A hidden river runs beneath the conscious layers of our lives. We become fatigued not from overwork, but from how much energy it takes to stage our lives in order to drown out the sounds of the river inside us.
from All the Days of My Life, by Marv and Nancy Hiles
I bind unto myself today The virtues of the starlit heavens, The glorius sun's lifegiving ray, The whiteness of the moon at even, The flashing of the lightning free, The whirling wind's tempestuous shocks, The stable earth, the deep salt sea Around the old eternal rocks.

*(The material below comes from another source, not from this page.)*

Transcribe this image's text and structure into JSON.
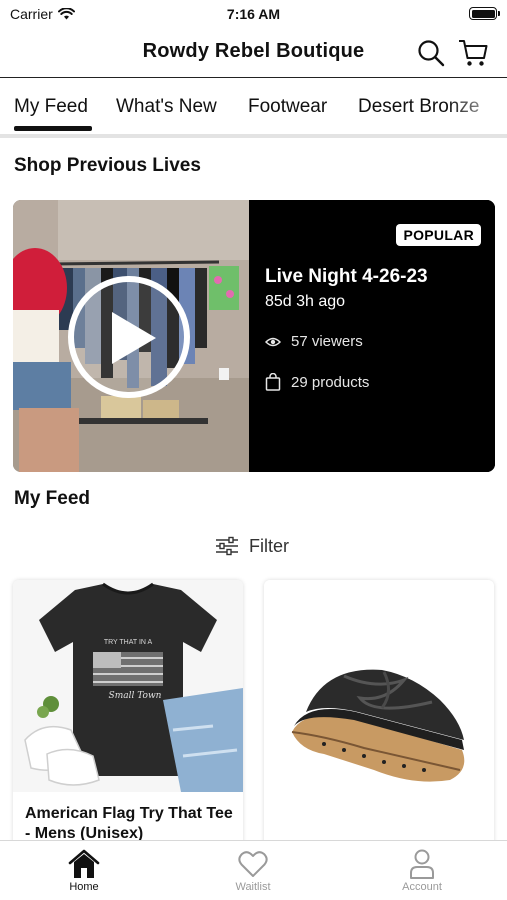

Robert could not find the answer; his mind was driving him in circles. There was only one way to make it stop. Robert walked across the fields at dusk into the Forest of Welferding. His better self always seemed to come out in nature, perhaps because he had come from and would eventually die and go into nature. He felt the cool moisture on his skin, smelled the musky moss tucked between the stones along the brook, walking until he almost forgot why he'd come. The sky was filled with stars with no air raid sirens, no distant roaring of planes. In the forest Robert had caught a glimpse of what the world could be like without war, and it was good.
When we enter the Stillness and listen, we feel the aliveness that is all around us. We give ourselves the opportunity to be a part of the vibrant, living, natural world. The Stillness brings a deep serenity into our hearts and a vital life force into our bodies. When we practice Entering the Silence in nature, there is no frantic separation between the creatures of the forest and the gentleness of our hearts.
Nothing has the potential to move us off dead center quite as powerfully as unexpected encounters in nature. From the meadows to the mountaintops, from the devoted pet to the flight of the bumblebee--the ways that nature nurtures us bring tears to our eyes and resolve to our hearts. And we are often brought into the place of allowing the spirit to finally get through to us. The possibilities are endless--the motion of the tides, the cleansing of a rainstorm, the dormancy of winter--all remind us that a force greater than ourselves turns the clock of this universe. Nature immerses us in that power.
from HOW CAN I LET GO IF I DON'T KNOW I'M HOLDING ON by Linda Douty
Nature is the great teacher, the book of life to be read and understood. That's why it is important not just to protect the natural world, but to guide it to the highest level of perfection. Our task as spiritual people is to foster an intimate bond between the world of nature--rivers, mountains, oceans, animals, forests--and our own felt nature. When one is thriving, the other will find needed support.
from THE LOST SUTRAS OF JESUS ed. by Riegert and Moore
If we will think of ourselves as coming out of the earth, rather than having been thrown in here from somewhere else, we see that we are the earth, we are the consciousness of the earth. These are the eyes of the earth. And this is the voice of the earth.
The earth is at the same time mother, she is mother of all that is natural, mother of all that is human. She is the mother of all, for contained in her are the seeds of all. The earth of humankind contains all moisture, all verdancy, all germinating power. It is in so many ways fruitful. All creation comes from it. Yet it forms not only the basic raw materials for humankind, but also the substance of Incarnation.